- The Washington Times - Sunday, March 6, 2005

NEW YORK — Flight attendant Ellen Simonetti and former Google employee Mark Jen have more in common than their love of blogging: They both got fired over it.

Miss Simonetti had posted suggestive photographs of herself in uniform, while Mr. Jen speculated online about his employer’s finances. In neither case were their bosses happy when they found out.

Though many companies have Internet guidelines that prohibit visiting porn sites or forwarding racist jokes, few of the policies directly cover blogs — or Web journals — particularly those written outside of work hours.

“There needs to be a dialogue going on between employers and employees,” said Heather Armstrong, a Web designer fired for using her blog to comment on goings-on at work. “There’s this power of personal publishing, and there needs to be rules about what you can or cannot say about the workplace.”

On blogs, which are by their very nature public forums, people often muse about their likes and dislikes — of family, of friends, of co-workers.

About 27 percent of online U.S. adults read blogs and 7 percent pen them, according to the Pew Internet and American Life Project.

With search engines making it easy to find virtually anything anyone says in a blog these days, companies are taking notice — and taking action.

“Because it’s less formal, you’re more likely to say something that would offend your boss,” said Lewis Maltby, president of the National Workrights Institute, a workers’ rights group.

Miss Armstrong, who wouldn’t name the company that fired her in 2002, said some of her bosses took issue with such posts as “Comments Heard In, Around, and Consequent to the Company Christmas Party Last Evening.”

Soon after she was fired, sympathizers coined the term “dooced,” meaning “to have lost one’s job because of one’s Web site,” in her case dooce.com.

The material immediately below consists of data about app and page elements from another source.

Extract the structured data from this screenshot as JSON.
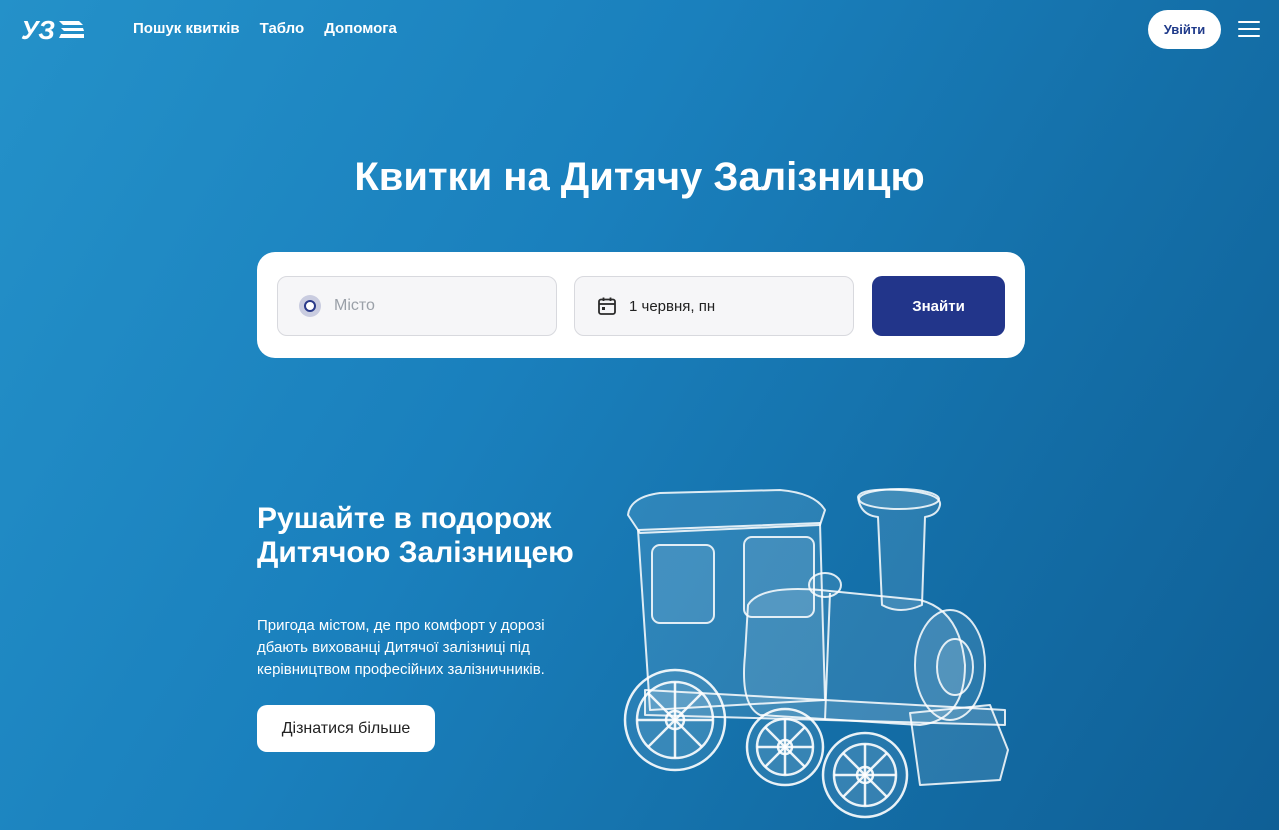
{
  "header": {
    "logo_text": "УЗ",
    "nav": [
      "Пошук квитків",
      "Табло",
      "Допомога"
    ],
    "login_label": "Увійти"
  },
  "hero": {
    "title": "Квитки на Дитячу Залізницю"
  },
  "search": {
    "city_placeholder": "Місто",
    "date_value": "1 червня, пн",
    "find_label": "Знайти"
  },
  "promo": {
    "title": "Рушайте в подорож Дитячою Залізницею",
    "text": "Пригода містом, де про комфорт у дорозі дбають вихованці Дитячої залізниці під керівництвом професійних залізничників.",
    "button_label": "Дізнатися більше"
  },
  "icons": {
    "logo": "uz-logo-icon",
    "menu": "hamburger-menu-icon",
    "city": "location-dot-icon",
    "date": "calendar-icon",
    "illustration": "glass-toy-train-image"
  },
  "colors": {
    "background_start": "#2491c9",
    "background_end": "#0f5f96",
    "primary_button": "#22358a",
    "login_text": "#1f3a8a"
  }
}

In 2003, a Microsoft Corp. contractor was fired after posting photographs of computers from rival Apple Computer Inc. at a loading dock.

Because Michael Hanscom had described the building in his posting, Microsoft said he had violated security, he said.

Last fall, Miss Simonetti posted photographs of herself posing in a Delta Air Lines uniform inside a company airplane, her bra partly revealed in one. She was fired weeks later.

In January, Mr. Jen was fired by Google over a blog that discussed life at the company, even though, he said, “It’s all publicly available information and my personal thoughts and experiences.”

Upon reflection, Mr. Jen said, he understood Google’s concerns, given readers’ tendencies to read between the lines and draw conclusions based on “random comments I made.”

He said he hoped his case would prompt workers to “talk to their managers at length about blogging before they begin.”

Miss Simonetti said she still doesn’t know what she did wrong, and that plenty of employee Web sites and dating profiles identify Delta and include photos in uniform.

“If there is a policy against this, why weren’t all these people punished before?” she said.

Delta and Google officials would say only that Miss Simonetti and Mr. Jen no longer worked for them.

In 1997, blogging pioneer Cameron Barrett lost a job at a small marketing firm in Michigan after co-workers stumbled upon “experimental” short stories from his creative writing class on his site.

Now, he is much more cautious, and he suspended his blog while campaigning for Gen. Wesley Clark during the Democratic presidential primaries.

“I knew that everything I wrote would be scrutinized at [a] microscope level by the other campaigns and their supporters,” Mr. Barrett wrote in an e-mail.

Annalee Newitz, a policy analyst at the civil liberties group Electronic Frontier Foundation, said employees often “don’t realize the First Amendment doesn’t protect their job.”

The First Amendment restricts only government control of speech. So private employers are free to fire at will in most states, as long as it’s not discriminatory or in retaliation for whistleblowing or union organizing, labor analysts say.

A few companies do encourage personal, unofficial blogs and have policies defining dos and don’ts for employees who post online. They recognize that there can be value in engaging customers through thoughtful blogs.

Copyright © 2019 The Washington Times, LLC. Click here for reprint permission.

The Washington Times Comment Policy

The Washington Times welcomes your comments on Spot.im, our third-party provider. Please read our Comment Policy before commenting.


Click to Read More and View Comments

Click to Hide